== Aim of the task ==
Reproduce all of the entries character for character, while leaving out any pictures they contain.

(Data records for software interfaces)
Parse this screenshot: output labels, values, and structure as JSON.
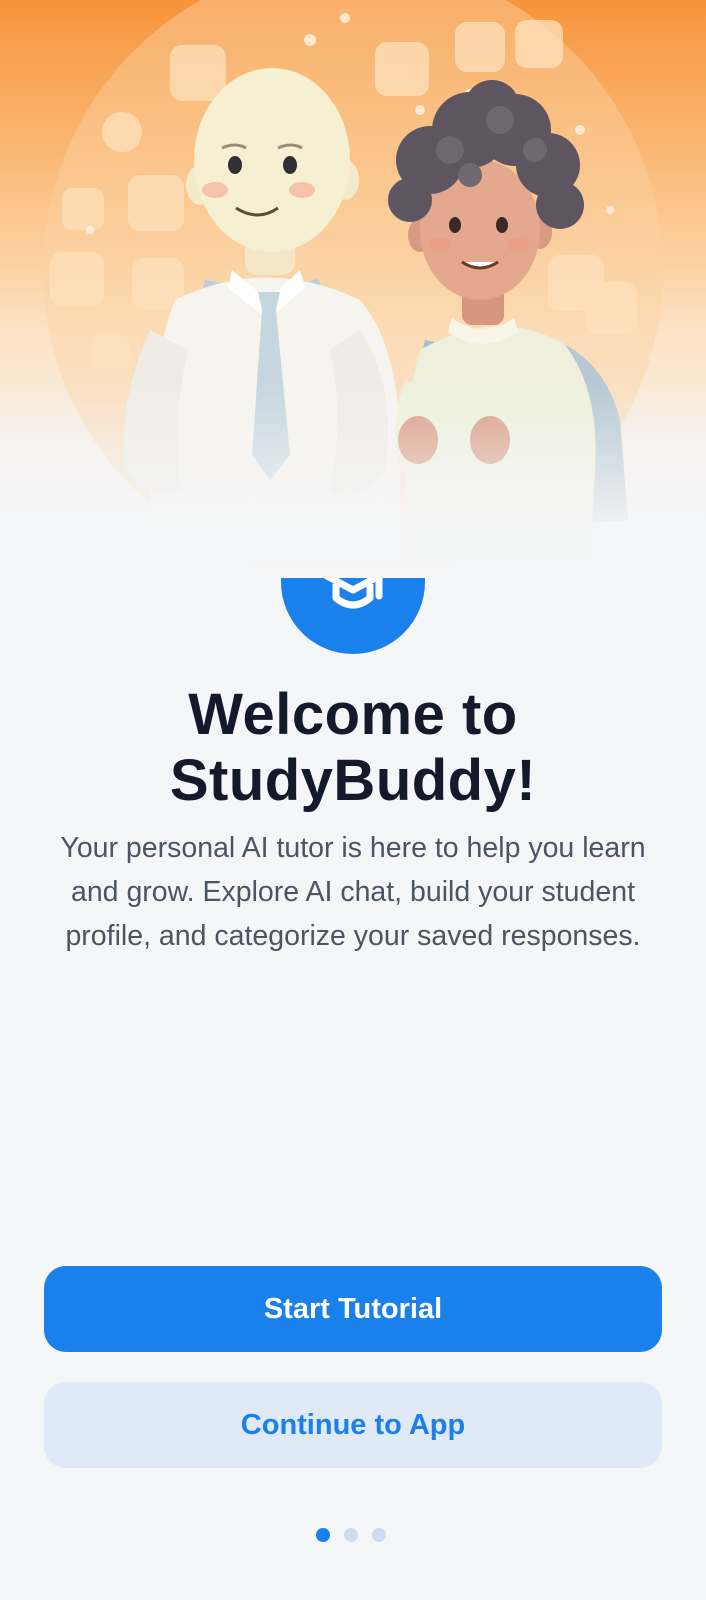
{
  "onboarding": {
    "title": "Welcome to StudyBuddy!",
    "description": "Your personal AI tutor is here to help you learn and grow. Explore AI chat, build your student profile, and categorize your saved responses.",
    "primary_button": "Start Tutorial",
    "secondary_button": "Continue to App",
    "page_indicator": {
      "total": 3,
      "active": 1
    }
  },
  "icons": {
    "logo": "graduation-cap-icon"
  },
  "colors": {
    "accent": "#1a80ec",
    "hero_orange": "#f7933a",
    "title": "#141a2b",
    "body_text": "#4b5563",
    "secondary_button_bg": "#e0e9f6",
    "background": "#f5f6f8"
  }
}
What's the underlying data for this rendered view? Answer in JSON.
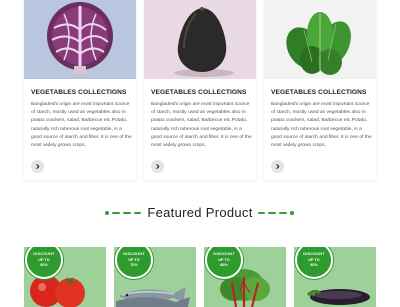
{
  "collections": [
    {
      "title": "VEGETABLES COLLECTIONS",
      "text": "Bangladeshi origin are most important source of starch, mostly used as vegetables also in potato crackers, salad, Barbecue etc.Potato, naturally rich tuberous root vegetable, is a good source of starch and fiber. It is one of the most widely grown crops.",
      "image": "red-cabbage-image"
    },
    {
      "title": "VEGETABLES COLLECTIONS",
      "text": "Bangladeshi origin are most important source of starch, mostly used as vegetables also in potato crackers, salad, Barbecue etc.Potato, naturally rich tuberous root vegetable, is a good source of starch and fiber. It is one of the most widely grown crops.",
      "image": "avocado-image"
    },
    {
      "title": "VEGETABLES COLLECTIONS",
      "text": "Bangladeshi origin are most important source of starch, mostly used as vegetables also in potato crackers, salad, Barbecue etc.Potato, naturally rich tuberous root vegetable, is a good source of starch and fiber. It is one of the most widely grown crops.",
      "image": "spinach-image"
    }
  ],
  "featured": {
    "title": "Featured Product",
    "products": [
      {
        "badge_line1": "DISCOUNT",
        "badge_line2": "UP TO",
        "badge_percent": "60%",
        "image": "tomatoes-image"
      },
      {
        "badge_line1": "DISCOUNT",
        "badge_line2": "UP TO",
        "badge_percent": "70%",
        "image": "fish-image"
      },
      {
        "badge_line1": "DISCOUNT",
        "badge_line2": "UP TO",
        "badge_percent": "80%",
        "image": "chard-image"
      },
      {
        "badge_line1": "DISCOUNT",
        "badge_line2": "UP TO",
        "badge_percent": "40%",
        "image": "eggplant-image"
      }
    ]
  },
  "colors": {
    "accent_green": "#2d9b2d",
    "tile_green": "#9ed19a",
    "card_bg_1": "#b8c6e0",
    "card_bg_2": "#e9d9e3",
    "card_bg_3": "#f2f2f2"
  },
  "icons": {
    "card_button": "chevron-right-icon",
    "heading_decoration": "dashed-line-ornament"
  }
}
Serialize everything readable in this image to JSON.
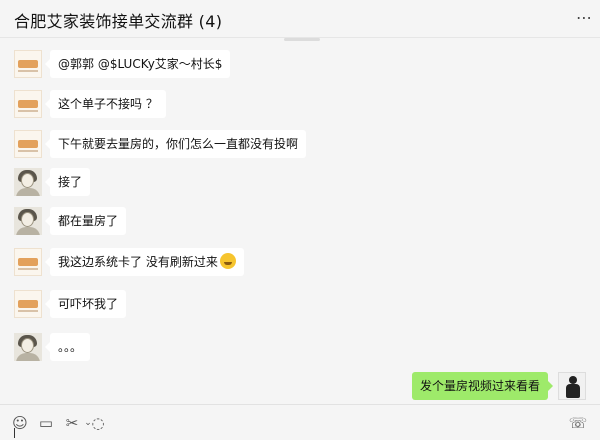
{
  "header": {
    "title": "合肥艾家装饰接单交流群 (4)",
    "more_icon": "more-icon"
  },
  "messages": [
    {
      "avatar": "company-logo",
      "text": "@郭郭 @$LUCKy艾家～村长$"
    },
    {
      "avatar": "company-logo",
      "text": "这个单子不接吗 ？"
    },
    {
      "avatar": "company-logo",
      "text": "下午就要去量房的，你们怎么一直都没有投啊"
    },
    {
      "avatar": "woman-portrait",
      "text": "接了"
    },
    {
      "avatar": "woman-portrait",
      "text": "都在量房了"
    },
    {
      "avatar": "company-logo",
      "text": "我这边系统卡了  没有刷新过来",
      "emoji": "crying-laughing-emoji"
    },
    {
      "avatar": "company-logo",
      "text": "可吓坏我了"
    },
    {
      "avatar": "woman-portrait",
      "text": "。。。"
    }
  ],
  "outgoing": {
    "text": "发个量房视频过来看看",
    "avatar": "user-photo",
    "bubble_color": "#9eea6a"
  },
  "toolbar": {
    "icons": [
      "emoji-icon",
      "folder-icon",
      "scissors-icon",
      "chat-history-icon",
      "video-call-icon"
    ]
  },
  "colors": {
    "background": "#f5f5f5",
    "incoming_bubble": "#ffffff"
  }
}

== Answer to this problem ==
Parse this screenshot: output labels, values, and structure as JSON.
{
  "onboarding": {
    "title": "Welcome to StudyBuddy!",
    "description": "Your personal AI tutor is here to help you learn and grow. Explore AI chat, build your student profile, and categorize your saved responses.",
    "primary_button": "Start Tutorial",
    "secondary_button": "Continue to App",
    "page_indicator": {
      "total": 3,
      "active": 1
    }
  },
  "icons": {
    "logo": "graduation-cap-icon"
  },
  "colors": {
    "accent": "#1a80ec",
    "hero_orange": "#f7933a",
    "title": "#141a2b",
    "body_text": "#4b5563",
    "secondary_button_bg": "#e0e9f6",
    "background": "#f5f6f8"
  }
}
What's the underlying data for this rendered view? Answer in JSON.
{
  "collections": [
    {
      "title": "VEGETABLES COLLECTIONS",
      "text": "Bangladeshi origin are most important source of starch, mostly used as vegetables also in potato crackers, salad, Barbecue etc.Potato, naturally rich tuberous root vegetable, is a good source of starch and fiber. It is one of the most widely grown crops.",
      "image": "red-cabbage-image"
    },
    {
      "title": "VEGETABLES COLLECTIONS",
      "text": "Bangladeshi origin are most important source of starch, mostly used as vegetables also in potato crackers, salad, Barbecue etc.Potato, naturally rich tuberous root vegetable, is a good source of starch and fiber. It is one of the most widely grown crops.",
      "image": "avocado-image"
    },
    {
      "title": "VEGETABLES COLLECTIONS",
      "text": "Bangladeshi origin are most important source of starch, mostly used as vegetables also in potato crackers, salad, Barbecue etc.Potato, naturally rich tuberous root vegetable, is a good source of starch and fiber. It is one of the most widely grown crops.",
      "image": "spinach-image"
    }
  ],
  "featured": {
    "title": "Featured Product",
    "products": [
      {
        "badge_line1": "DISCOUNT",
        "badge_line2": "UP TO",
        "badge_percent": "60%",
        "image": "tomatoes-image"
      },
      {
        "badge_line1": "DISCOUNT",
        "badge_line2": "UP TO",
        "badge_percent": "70%",
        "image": "fish-image"
      },
      {
        "badge_line1": "DISCOUNT",
        "badge_line2": "UP TO",
        "badge_percent": "80%",
        "image": "chard-image"
      },
      {
        "badge_line1": "DISCOUNT",
        "badge_line2": "UP TO",
        "badge_percent": "40%",
        "image": "eggplant-image"
      }
    ]
  },
  "colors": {
    "accent_green": "#2d9b2d",
    "tile_green": "#9ed19a",
    "card_bg_1": "#b8c6e0",
    "card_bg_2": "#e9d9e3",
    "card_bg_3": "#f2f2f2"
  },
  "icons": {
    "card_button": "chevron-right-icon",
    "heading_decoration": "dashed-line-ornament"
  }
}
Serialize everything readable in this image to JSON.
{
  "header": {
    "title": "合肥艾家装饰接单交流群 (4)",
    "more_icon": "more-icon"
  },
  "messages": [
    {
      "avatar": "company-logo",
      "text": "@郭郭 @$LUCKy艾家～村长$"
    },
    {
      "avatar": "company-logo",
      "text": "这个单子不接吗 ？"
    },
    {
      "avatar": "company-logo",
      "text": "下午就要去量房的，你们怎么一直都没有投啊"
    },
    {
      "avatar": "woman-portrait",
      "text": "接了"
    },
    {
      "avatar": "woman-portrait",
      "text": "都在量房了"
    },
    {
      "avatar": "company-logo",
      "text": "我这边系统卡了  没有刷新过来",
      "emoji": "crying-laughing-emoji"
    },
    {
      "avatar": "company-logo",
      "text": "可吓坏我了"
    },
    {
      "avatar": "woman-portrait",
      "text": "。。。"
    }
  ],
  "outgoing": {
    "text": "发个量房视频过来看看",
    "avatar": "user-photo",
    "bubble_color": "#9eea6a"
  },
  "toolbar": {
    "icons": [
      "emoji-icon",
      "folder-icon",
      "scissors-icon",
      "chat-history-icon",
      "video-call-icon"
    ]
  },
  "colors": {
    "background": "#f5f5f5",
    "incoming_bubble": "#ffffff"
  }
}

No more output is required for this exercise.